By Alex Gonzalez
Armando Gonzalez was born on May 15, 1961, and died on August 25, 2021. He was buried at Resurrection Cemetery, just two miles away from his childhood home in Rosemead. He was a homer for Los Angeles sports. He loved watching the Dodgers, USC Trojan football, and the Lakers. Not only that, but he adored Nascar and the Indy Car series. Most importantly, he loved the Las Vegas Raiders. He was a brother, an uncle, but above all, he was my father.
When I think about it, if it were not for my dad, I would not be the avid sports lover I am today. He was the one that would take me to Dodger games when I was younger, and even though I had no clue what was happening around the diamond, it did not matter to him because all he wanted to do was show me who Mike Piazza was.
The Dodger games were just a starter for me as I grew older. Once I knew what was happening with the Dodgers, that’s when he would take me to see USC football. Again, I had no clue what was going on, but I did know that they always won when we went to the games. That is also when I learned never to root for UCLA at all costs. He loved his teams and hated their rivals. Probably more than the players themselves. He was that kind of fan.
With that said, with all of the Dodger and USC games we would go to, they were fun. They were something that we could make a night out of and enjoy live sports.
Then, when the Raiders played in San Diego or Oakland, things changed.
The fandom that my father had for the Raiders is something some would call strange. Then again, “strange” can define all Raiders fans. He was the most passionate when you compare all the other sports that he followed. He would get up at 4 a.m. on Sunday to drive to San Diego or Oakland, so he could tailgate and watch the game.
Raiders memorabilia littered his man cave from wall to wall. With pictures of the hall of Famers like Howie Long and Lester Hayes, I knew that the love for the Raiders was in his blood. I knew that it was in his blood so much that he would try to convince me to watch the Raiders or take me to Arizona games to see them play. Even after every win, he would always ask me, “How bout them Raiders?!”
I would laugh because as the years passed after the Tampa Bay Buccaneers obliterated them in 2003, I would ask him, “How bout them Raiders?!”

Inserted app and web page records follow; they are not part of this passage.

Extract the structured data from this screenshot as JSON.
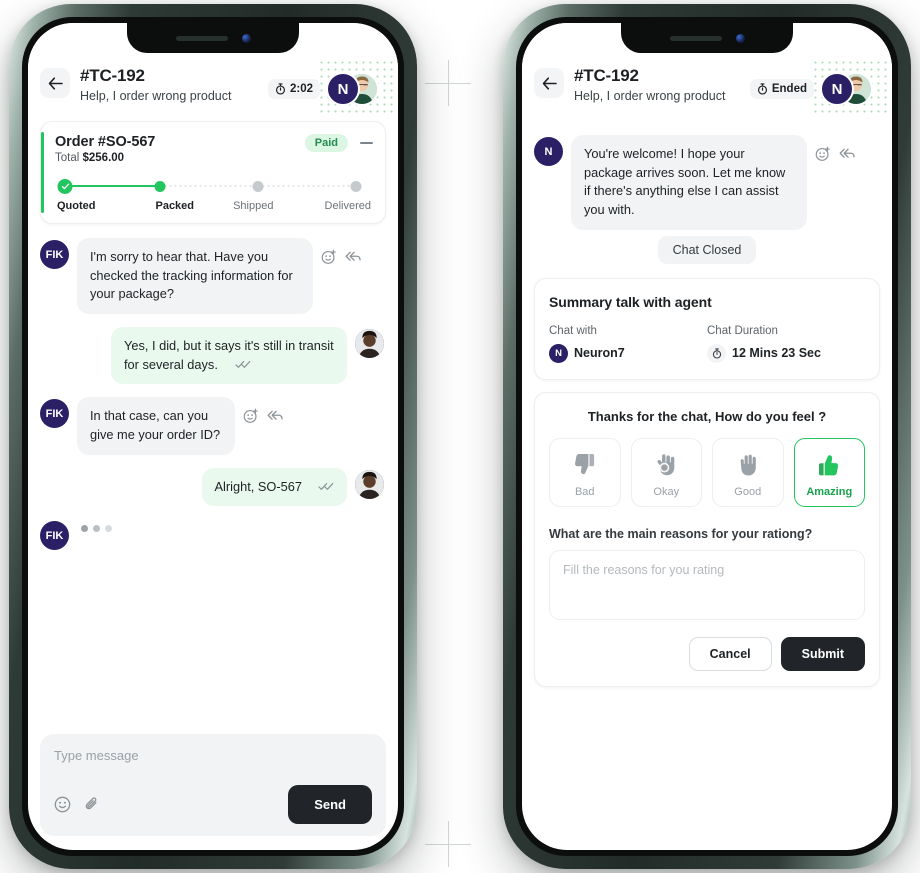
{
  "left_phone": {
    "header": {
      "back_icon": "arrow-left-icon",
      "ticket_id": "#TC-192",
      "ticket_subject": "Help, I order wrong product",
      "status_icon": "stopwatch-icon",
      "status_text": "2:02",
      "agent_initial": "N"
    },
    "order_card": {
      "title": "Order #SO-567",
      "total_label": "Total",
      "total_value": "$256.00",
      "badge": "Paid",
      "collapse_icon": "minus-icon",
      "tracker": {
        "steps": [
          "Quoted",
          "Packed",
          "Shipped",
          "Delivered"
        ],
        "current_index": 1
      }
    },
    "messages": [
      {
        "side": "in",
        "avatar": "FIK",
        "text": "I'm sorry to hear that. Have you checked the tracking information for your package?",
        "has_actions": true
      },
      {
        "side": "out",
        "text": "Yes, I did, but it says it's still in transit for several days.",
        "read": true
      },
      {
        "side": "in",
        "avatar": "FIK",
        "text": "In that case, can you give me your order ID?",
        "has_actions": true
      },
      {
        "side": "out",
        "text": "Alright, SO-567",
        "read": true,
        "inline": true
      },
      {
        "side": "typing",
        "avatar": "FIK"
      }
    ],
    "composer": {
      "placeholder": "Type message",
      "emoji_icon": "emoji-icon",
      "attach_icon": "paperclip-icon",
      "send_label": "Send"
    }
  },
  "right_phone": {
    "header": {
      "back_icon": "arrow-left-icon",
      "ticket_id": "#TC-192",
      "ticket_subject": "Help, I order wrong product",
      "status_icon": "stopwatch-icon",
      "status_text": "Ended",
      "agent_initial": "N"
    },
    "messages": [
      {
        "side": "in",
        "avatar": "N",
        "text": "You're welcome! I hope your package arrives soon. Let me know if there's anything else I can assist you with.",
        "has_actions": true
      }
    ],
    "chat_closed_label": "Chat Closed",
    "summary": {
      "title": "Summary talk with agent",
      "chat_with_label": "Chat with",
      "chat_with_value": "Neuron7",
      "chat_with_initial": "N",
      "duration_label": "Chat Duration",
      "duration_value": "12 Mins 23 Sec",
      "duration_icon": "stopwatch-icon"
    },
    "rating": {
      "question": "Thanks for the chat, How do you feel ?",
      "options": [
        {
          "label": "Bad",
          "icon": "thumbs-down-icon",
          "selected": false
        },
        {
          "label": "Okay",
          "icon": "ok-hand-icon",
          "selected": false
        },
        {
          "label": "Good",
          "icon": "raised-hand-icon",
          "selected": false
        },
        {
          "label": "Amazing",
          "icon": "thumbs-up-icon",
          "selected": true
        }
      ],
      "reason_label": "What are the main reasons for your rationg?",
      "reason_placeholder": "Fill the reasons for you rating",
      "cancel_label": "Cancel",
      "submit_label": "Submit"
    }
  },
  "colors": {
    "accent_green": "#22c55e",
    "dark_button": "#212529",
    "avatar_navy": "#2b1f66",
    "bubble_in": "#f2f3f5",
    "bubble_out": "#e9f9ee"
  }
}
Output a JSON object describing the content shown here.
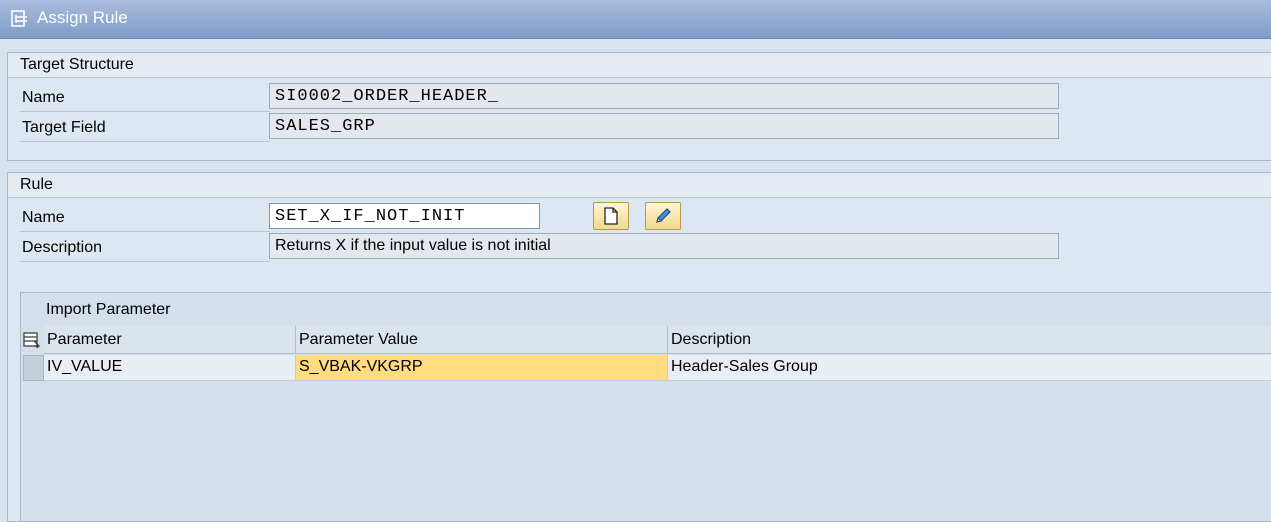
{
  "window": {
    "title": "Assign Rule"
  },
  "target_structure": {
    "header": "Target Structure",
    "name_label": "Name",
    "name_value": "SI0002_ORDER_HEADER_",
    "field_label": "Target Field",
    "field_value": "SALES_GRP"
  },
  "rule": {
    "header": "Rule",
    "name_label": "Name",
    "name_value": "SET_X_IF_NOT_INIT",
    "description_label": "Description",
    "description_value": "Returns X if the input value is not initial",
    "buttons": [
      {
        "icon": "new-document-icon"
      },
      {
        "icon": "pencil-icon"
      }
    ]
  },
  "import_parameter": {
    "title": "Import Parameter",
    "columns": [
      "Parameter",
      "Parameter Value",
      "Description"
    ],
    "rows": [
      {
        "parameter": "IV_VALUE",
        "value": "S_VBAK-VKGRP",
        "description": "Header-Sales Group"
      }
    ]
  },
  "colors": {
    "highlight": "#ffdc80",
    "title_bar": "#8fa9d2",
    "button": "#f3d98c"
  }
}
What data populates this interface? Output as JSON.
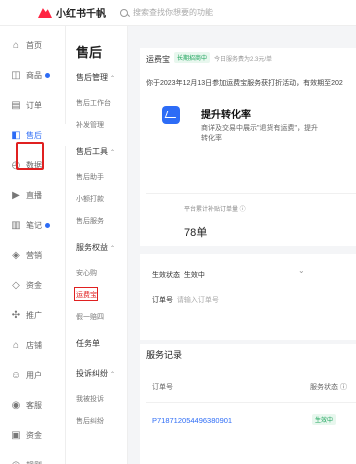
{
  "header": {
    "logo_text": "小红书千帆",
    "search_placeholder": "搜索查找你想要的功能"
  },
  "rail": [
    {
      "label": "首页",
      "icon": "⌂"
    },
    {
      "label": "商品",
      "icon": "◫",
      "dot": true
    },
    {
      "label": "订单",
      "icon": "▤"
    },
    {
      "label": "售后",
      "icon": "◧",
      "active": true
    },
    {
      "label": "数据",
      "icon": "◴"
    },
    {
      "label": "直播",
      "icon": "▶"
    },
    {
      "label": "笔记",
      "icon": "▥",
      "dot": true
    },
    {
      "label": "营销",
      "icon": "◈"
    },
    {
      "label": "资金",
      "icon": "◇"
    },
    {
      "label": "推广",
      "icon": "✣"
    },
    {
      "label": "店铺",
      "icon": "⌂"
    },
    {
      "label": "用户",
      "icon": "☺"
    },
    {
      "label": "客服",
      "icon": "◉"
    },
    {
      "label": "资金",
      "icon": "▣"
    },
    {
      "label": "规则",
      "icon": "◎"
    }
  ],
  "submenu": {
    "title": "售后",
    "groups": [
      {
        "label": "售后管理",
        "items": [
          "售后工作台",
          "补发管理"
        ]
      },
      {
        "label": "售后工具",
        "items": [
          "售后助手",
          "小额打款",
          "售后服务"
        ]
      },
      {
        "label": "服务权益",
        "items": [
          "安心购",
          "运费宝",
          "假一赔四"
        ]
      },
      {
        "label": "任务单",
        "items": []
      },
      {
        "label": "投诉纠纷",
        "items": [
          "我被投诉",
          "售后纠纷"
        ]
      }
    ]
  },
  "main": {
    "service_name": "运费宝",
    "service_badge": "长期招商中",
    "service_note": "今日服务费为2.3元/单",
    "notice": "你于2023年12月13日参加运费宝服务获打折活动，有效期至202",
    "promo_title": "提升转化率",
    "promo_desc": "商详及交易中展示\"退货有运费\"，提升转化率",
    "stat_label": "平台累计补贴订单量 ⓘ",
    "stat_value": "78单",
    "filter_status_label": "生效状态",
    "filter_status_value": "生效中",
    "filter_order_label": "订单号",
    "filter_order_placeholder": "请输入订单号",
    "records_title": "服务记录",
    "col_order": "订单号",
    "col_status": "服务状态 ⓘ",
    "row_order": "P718712054496380901",
    "row_status": "生效中"
  }
}
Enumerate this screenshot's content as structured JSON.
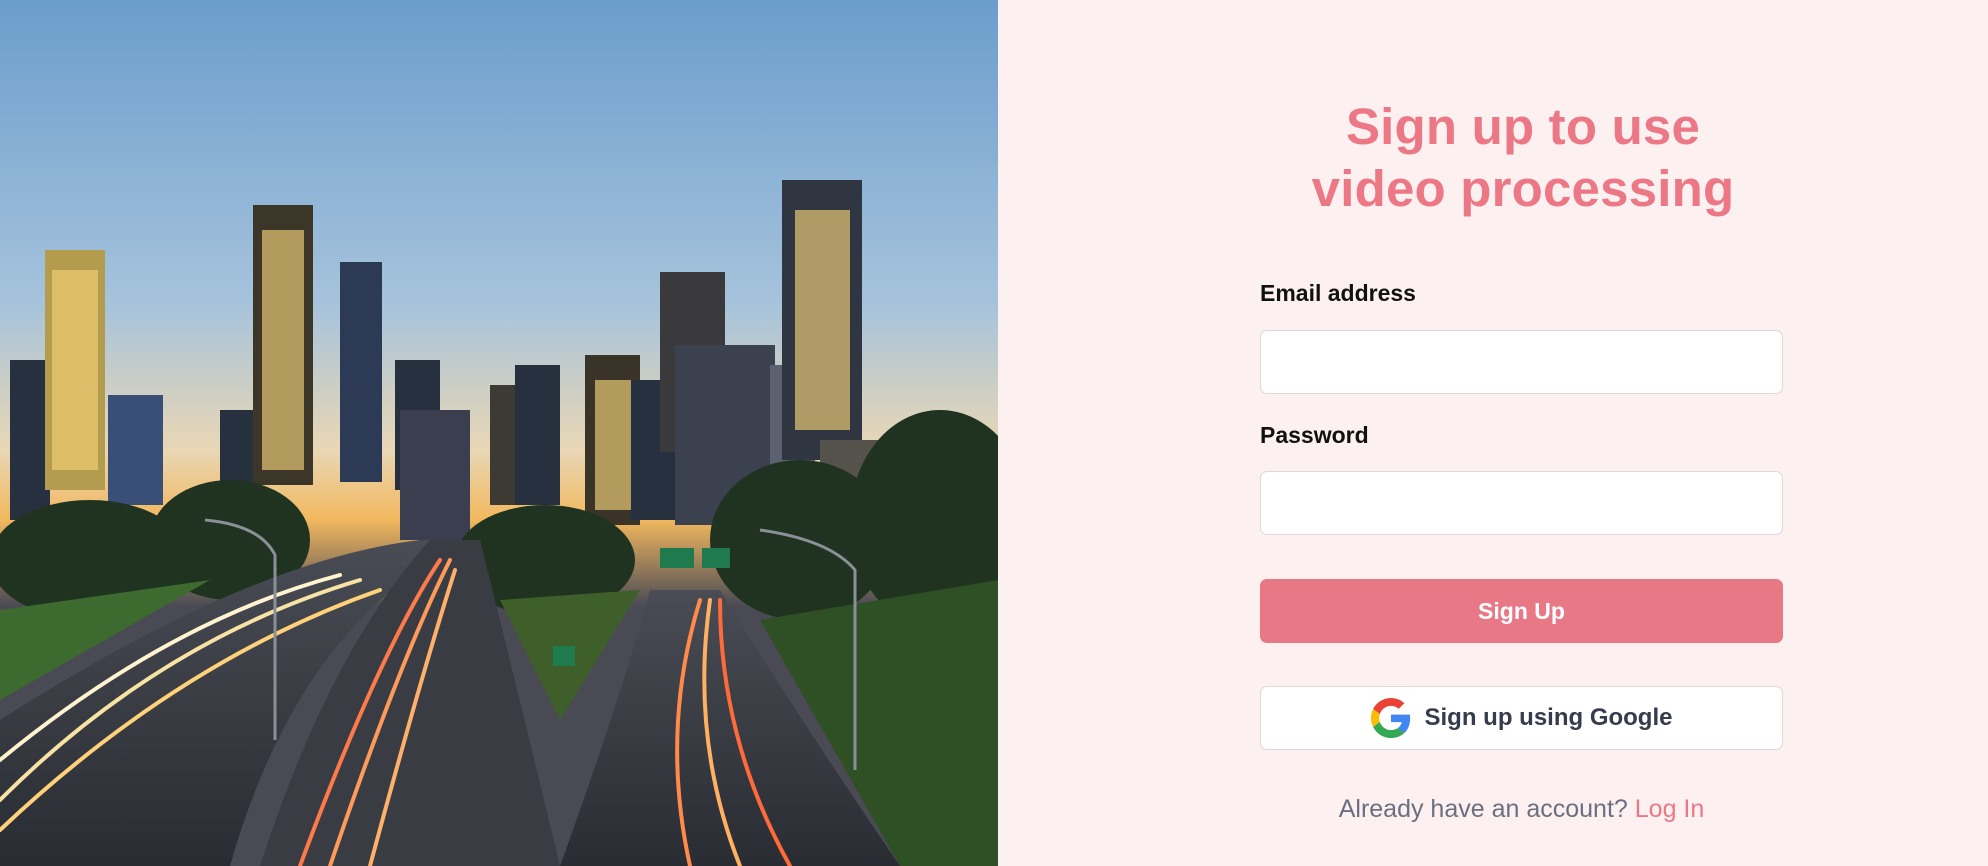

Football and baseball were something that both of us shared and adored as we got older. To me, the one sport that he loved the most was auto racing. Now those were fun. Not only did we get excited to wake up and to drive down to Long Beach to see the Grand Prix, but it was something new for me to experience with my old man. It wasn’t just the cars speeding down Shoreline Drive, but it was the atmosphere around the event.
He got the joy as we walked around the garages as teams would work on the cars before they went out. It got to the point where he would try to talk to some of the members to figure out what they were doing while preparing the car. He was a curious guy who loved old school cars, and whenever there was a chance to get under the hood of one, he would do it.
My father was a lot of things. He was intelligent, curious, and always had an answer to my outrageous yet confusing questions. He loved sports of all sorts, and he taught me that same passion.
I’m going to miss him, but I will never forget him. He’s the man that I am today, and I’m proud to be his oldest son. He is a legend in his own right, and you know what they say about legends. They never die.
Rest in Peace Pops.